His voice was clear and measured. He didn't distract with asides, nor did he make mistakes. His sure hand, orderly mind, and clear language described actions in terms a child could understand.

The Great Man then proceeded to teach me the famous Green Bay Packer Sweep. He drew and talked, talked and drew, each act seeming to drive the other.

    "The sweep's our basic play. Everybody knows it. Everybody expects it. Everybody thinks they can defend against it. To prove them wrong, we have to execute … perfectly.

    So, if the defensive tackle on the side we're going to lines up head-up or on the inside shoulder of our guard, you make an "even" call. You'll have to yell to be heard, and you can't turn your head because smart middle linebackers will be watching your every move. If you do anything that gives any kind of hint, they'll overplay that side and stop us cold.

    Now, if the defensive tackle lines up outside our guard, you'll shout "odd!"

    "Even" means you block the tackle to the play side, and "odd" means you block the middle linebacker. The play side offensive tackle hears your call and blocks the man you don't block.

    Got that?"

I'm nodding my head up and down, saying to myself, "Yes, I do! Yes, I do!" And I really, honestly did. I think …

Great teachers make you want to please them. When you do, and when they acknowledge it, you feel a surge of adrenalin and your senses heighten. Lombardi understood all of this and pressed on.

"Our system is complete, simple, and comprehensive," he went on. "We can attack the whole field. We have very little trickery. We really don't need it."

He summarized, "We win with execution. Something works, not because it's a brilliant piece of strategic or tactical thinking, but because our team has practiced the same plays, the same movements, and the same fundamentals over and over and over again."

How great a teacher was Vince Lombardi? The best way to answer that is to tell you that, 43 years later, I remember each one of the plays he outlined for me that day.
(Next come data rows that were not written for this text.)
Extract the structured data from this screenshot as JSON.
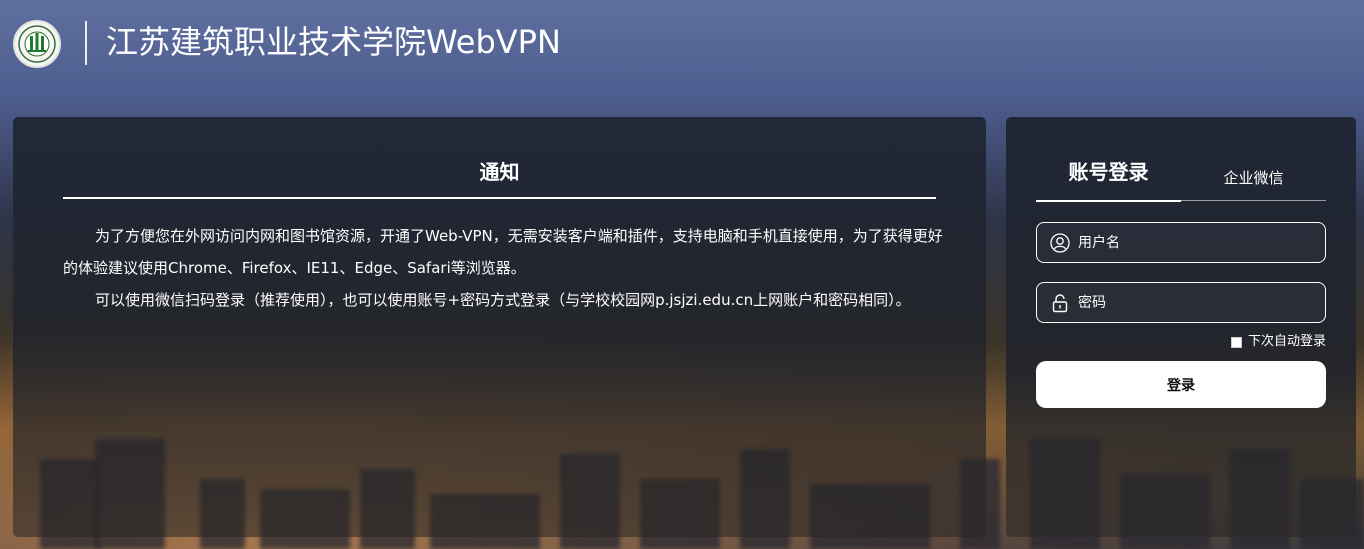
{
  "header": {
    "site_title": "江苏建筑职业技术学院WebVPN"
  },
  "notice": {
    "title": "通知",
    "paragraphs": [
      "为了方便您在外网访问内网和图书馆资源，开通了Web-VPN，无需安装客户端和插件，支持电脑和手机直接使用，为了获得更好的体验建议使用Chrome、Firefox、IE11、Edge、Safari等浏览器。",
      "可以使用微信扫码登录（推荐使用），也可以使用账号+密码方式登录（与学校校园网p.jsjzi.edu.cn上网账户和密码相同）。"
    ]
  },
  "login": {
    "tabs": [
      "账号登录",
      "企业微信"
    ],
    "active_tab": "账号登录",
    "username_placeholder": "用户名",
    "password_placeholder": "密码",
    "remember_label": "下次自动登录",
    "submit_label": "登录"
  },
  "colors": {
    "panel_bg": "#1e2432",
    "text": "#ffffff",
    "button_bg": "#ffffff",
    "button_text": "#111111"
  },
  "icons": {
    "logo": "school-seal-logo",
    "username": "user-icon",
    "password": "lock-icon"
  }
}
I can draw each assignment, make the calls, and teach their installation. I remember the coaching points for the guards, tackles, and tight ends. I remember it all, as if it were yesterday.

That's how great a teacher Vince Lombardi was.

Vince Lombardi's approach to football was modeled on the fundamentals of his deep and profound Roman Catholic faith. Every day he reminded us of the priorities that must guide us: "Your religion, your family, and the Green Bay Packers will be your priorities as long as you are here! And in that order!"

As surely as he believed in daily celebration of the mass, he believed in daily practice of assignment, alignment, and execution. Faithful attendance to the details of football liturgy was basic. There was order, a logical progression for every aspect and concept. Salvation was to be found in victory, on the gridiron and in life. And just as the Holy Fathers had taught him, there would be no shirking personal responsibility.

The one distinction I noticed between Vince's football religion and the real one is that his was less forgiving of human frailty.

The stark difference between a Packers football service and the Catholic mass that Coach attended so, well, religiously, was that he conducted the former with Pentecostal zeal and Southern Baptist hellfire and damnation. Fear was the dominant theme.
He was honest and upfront about it:

"I will make you into a football player! I will put the fear of God in you! I will use fear to get what I want from you! I will make you afraid of me!"

And he did.

Bill Curry was an NFL center for 10 seasons and coached for 17 years on the college stage. He is currently the head coach at Georgia State University, which is slated to begin play in 2010.